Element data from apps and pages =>
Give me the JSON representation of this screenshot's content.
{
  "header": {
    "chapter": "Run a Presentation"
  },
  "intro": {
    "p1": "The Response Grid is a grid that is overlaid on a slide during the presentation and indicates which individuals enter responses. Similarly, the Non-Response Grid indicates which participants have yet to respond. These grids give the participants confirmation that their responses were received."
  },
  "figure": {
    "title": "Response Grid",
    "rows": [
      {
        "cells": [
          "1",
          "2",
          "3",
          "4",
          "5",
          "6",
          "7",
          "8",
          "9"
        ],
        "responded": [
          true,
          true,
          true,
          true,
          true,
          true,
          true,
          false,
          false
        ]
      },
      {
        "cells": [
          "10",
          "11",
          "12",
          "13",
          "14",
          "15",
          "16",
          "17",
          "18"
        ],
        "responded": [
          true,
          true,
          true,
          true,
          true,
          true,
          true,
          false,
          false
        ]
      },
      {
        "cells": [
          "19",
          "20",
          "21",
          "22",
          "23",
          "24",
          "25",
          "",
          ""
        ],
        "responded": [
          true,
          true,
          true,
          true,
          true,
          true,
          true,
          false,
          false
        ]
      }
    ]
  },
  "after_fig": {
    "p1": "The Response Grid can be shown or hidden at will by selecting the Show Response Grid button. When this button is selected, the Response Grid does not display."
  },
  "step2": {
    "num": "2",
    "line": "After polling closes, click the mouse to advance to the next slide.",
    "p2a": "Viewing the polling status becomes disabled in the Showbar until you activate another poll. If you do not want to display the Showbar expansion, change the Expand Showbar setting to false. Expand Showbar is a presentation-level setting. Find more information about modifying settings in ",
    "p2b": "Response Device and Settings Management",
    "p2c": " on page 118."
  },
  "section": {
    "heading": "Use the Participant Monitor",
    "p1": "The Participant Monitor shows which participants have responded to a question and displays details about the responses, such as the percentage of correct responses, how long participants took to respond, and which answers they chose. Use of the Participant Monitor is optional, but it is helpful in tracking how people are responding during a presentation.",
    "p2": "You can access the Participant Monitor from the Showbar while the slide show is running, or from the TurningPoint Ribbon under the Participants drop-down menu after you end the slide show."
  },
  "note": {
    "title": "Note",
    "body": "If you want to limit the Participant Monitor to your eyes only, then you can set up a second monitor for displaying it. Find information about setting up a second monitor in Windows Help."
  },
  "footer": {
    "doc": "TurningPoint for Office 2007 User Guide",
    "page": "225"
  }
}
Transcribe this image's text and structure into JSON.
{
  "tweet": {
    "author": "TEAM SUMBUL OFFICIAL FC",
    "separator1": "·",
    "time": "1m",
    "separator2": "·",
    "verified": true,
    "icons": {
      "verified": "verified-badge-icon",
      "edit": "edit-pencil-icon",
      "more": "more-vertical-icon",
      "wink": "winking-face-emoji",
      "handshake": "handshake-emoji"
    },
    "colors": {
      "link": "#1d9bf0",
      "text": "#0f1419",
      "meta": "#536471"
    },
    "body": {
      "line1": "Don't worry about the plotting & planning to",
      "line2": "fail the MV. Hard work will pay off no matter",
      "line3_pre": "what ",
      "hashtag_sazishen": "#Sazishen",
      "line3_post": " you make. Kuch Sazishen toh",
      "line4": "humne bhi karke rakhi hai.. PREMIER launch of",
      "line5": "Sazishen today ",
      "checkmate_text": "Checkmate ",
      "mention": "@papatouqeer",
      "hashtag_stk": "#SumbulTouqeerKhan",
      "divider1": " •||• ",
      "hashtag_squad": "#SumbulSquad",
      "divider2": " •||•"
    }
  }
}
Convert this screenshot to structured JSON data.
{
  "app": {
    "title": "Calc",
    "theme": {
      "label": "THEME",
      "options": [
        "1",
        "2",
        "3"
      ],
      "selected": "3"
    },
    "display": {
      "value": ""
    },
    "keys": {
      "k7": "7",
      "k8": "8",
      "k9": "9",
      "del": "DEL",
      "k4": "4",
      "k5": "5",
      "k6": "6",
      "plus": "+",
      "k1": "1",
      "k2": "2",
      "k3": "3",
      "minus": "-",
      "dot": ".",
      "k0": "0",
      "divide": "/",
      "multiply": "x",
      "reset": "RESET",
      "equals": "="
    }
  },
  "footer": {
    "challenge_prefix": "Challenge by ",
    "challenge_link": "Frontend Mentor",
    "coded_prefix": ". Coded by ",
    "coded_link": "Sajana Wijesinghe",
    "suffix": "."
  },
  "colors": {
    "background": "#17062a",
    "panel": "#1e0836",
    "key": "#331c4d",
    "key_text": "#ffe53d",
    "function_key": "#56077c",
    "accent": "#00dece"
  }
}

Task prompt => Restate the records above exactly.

Result =>
Give me the JSON representation of this screenshot's content.
{
  "header": {
    "chapter": "Run a Presentation"
  },
  "intro": {
    "p1": "The Response Grid is a grid that is overlaid on a slide during the presentation and indicates which individuals enter responses. Similarly, the Non-Response Grid indicates which participants have yet to respond. These grids give the participants confirmation that their responses were received."
  },
  "figure": {
    "title": "Response Grid",
    "rows": [
      {
        "cells": [
          "1",
          "2",
          "3",
          "4",
          "5",
          "6",
          "7",
          "8",
          "9"
        ],
        "responded": [
          true,
          true,
          true,
          true,
          true,
          true,
          true,
          false,
          false
        ]
      },
      {
        "cells": [
          "10",
          "11",
          "12",
          "13",
          "14",
          "15",
          "16",
          "17",
          "18"
        ],
        "responded": [
          true,
          true,
          true,
          true,
          true,
          true,
          true,
          false,
          false
        ]
      },
      {
        "cells": [
          "19",
          "20",
          "21",
          "22",
          "23",
          "24",
          "25",
          "",
          ""
        ],
        "responded": [
          true,
          true,
          true,
          true,
          true,
          true,
          true,
          false,
          false
        ]
      }
    ]
  },
  "after_fig": {
    "p1": "The Response Grid can be shown or hidden at will by selecting the Show Response Grid button. When this button is selected, the Response Grid does not display."
  },
  "step2": {
    "num": "2",
    "line": "After polling closes, click the mouse to advance to the next slide.",
    "p2a": "Viewing the polling status becomes disabled in the Showbar until you activate another poll. If you do not want to display the Showbar expansion, change the Expand Showbar setting to false. Expand Showbar is a presentation-level setting. Find more information about modifying settings in ",
    "p2b": "Response Device and Settings Management",
    "p2c": " on page 118."
  },
  "section": {
    "heading": "Use the Participant Monitor",
    "p1": "The Participant Monitor shows which participants have responded to a question and displays details about the responses, such as the percentage of correct responses, how long participants took to respond, and which answers they chose. Use of the Participant Monitor is optional, but it is helpful in tracking how people are responding during a presentation.",
    "p2": "You can access the Participant Monitor from the Showbar while the slide show is running, or from the TurningPoint Ribbon under the Participants drop-down menu after you end the slide show."
  },
  "note": {
    "title": "Note",
    "body": "If you want to limit the Participant Monitor to your eyes only, then you can set up a second monitor for displaying it. Find information about setting up a second monitor in Windows Help."
  },
  "footer": {
    "doc": "TurningPoint for Office 2007 User Guide",
    "page": "225"
  }
}
Transcribe this image's text and structure into JSON.
{
  "tweet": {
    "author": "TEAM SUMBUL OFFICIAL FC",
    "separator1": "·",
    "time": "1m",
    "separator2": "·",
    "verified": true,
    "icons": {
      "verified": "verified-badge-icon",
      "edit": "edit-pencil-icon",
      "more": "more-vertical-icon",
      "wink": "winking-face-emoji",
      "handshake": "handshake-emoji"
    },
    "colors": {
      "link": "#1d9bf0",
      "text": "#0f1419",
      "meta": "#536471"
    },
    "body": {
      "line1": "Don't worry about the plotting & planning to",
      "line2": "fail the MV. Hard work will pay off no matter",
      "line3_pre": "what ",
      "hashtag_sazishen": "#Sazishen",
      "line3_post": " you make. Kuch Sazishen toh",
      "line4": "humne bhi karke rakhi hai.. PREMIER launch of",
      "line5": "Sazishen today ",
      "checkmate_text": "Checkmate ",
      "mention": "@papatouqeer",
      "hashtag_stk": "#SumbulTouqeerKhan",
      "divider1": " •||• ",
      "hashtag_squad": "#SumbulSquad",
      "divider2": " •||•"
    }
  }
}
Convert this screenshot to structured JSON data.
{
  "app": {
    "title": "Calc",
    "theme": {
      "label": "THEME",
      "options": [
        "1",
        "2",
        "3"
      ],
      "selected": "3"
    },
    "display": {
      "value": ""
    },
    "keys": {
      "k7": "7",
      "k8": "8",
      "k9": "9",
      "del": "DEL",
      "k4": "4",
      "k5": "5",
      "k6": "6",
      "plus": "+",
      "k1": "1",
      "k2": "2",
      "k3": "3",
      "minus": "-",
      "dot": ".",
      "k0": "0",
      "divide": "/",
      "multiply": "x",
      "reset": "RESET",
      "equals": "="
    }
  },
  "footer": {
    "challenge_prefix": "Challenge by ",
    "challenge_link": "Frontend Mentor",
    "coded_prefix": ". Coded by ",
    "coded_link": "Sajana Wijesinghe",
    "suffix": "."
  },
  "colors": {
    "background": "#17062a",
    "panel": "#1e0836",
    "key": "#331c4d",
    "key_text": "#ffe53d",
    "function_key": "#56077c",
    "accent": "#00dece"
  }
}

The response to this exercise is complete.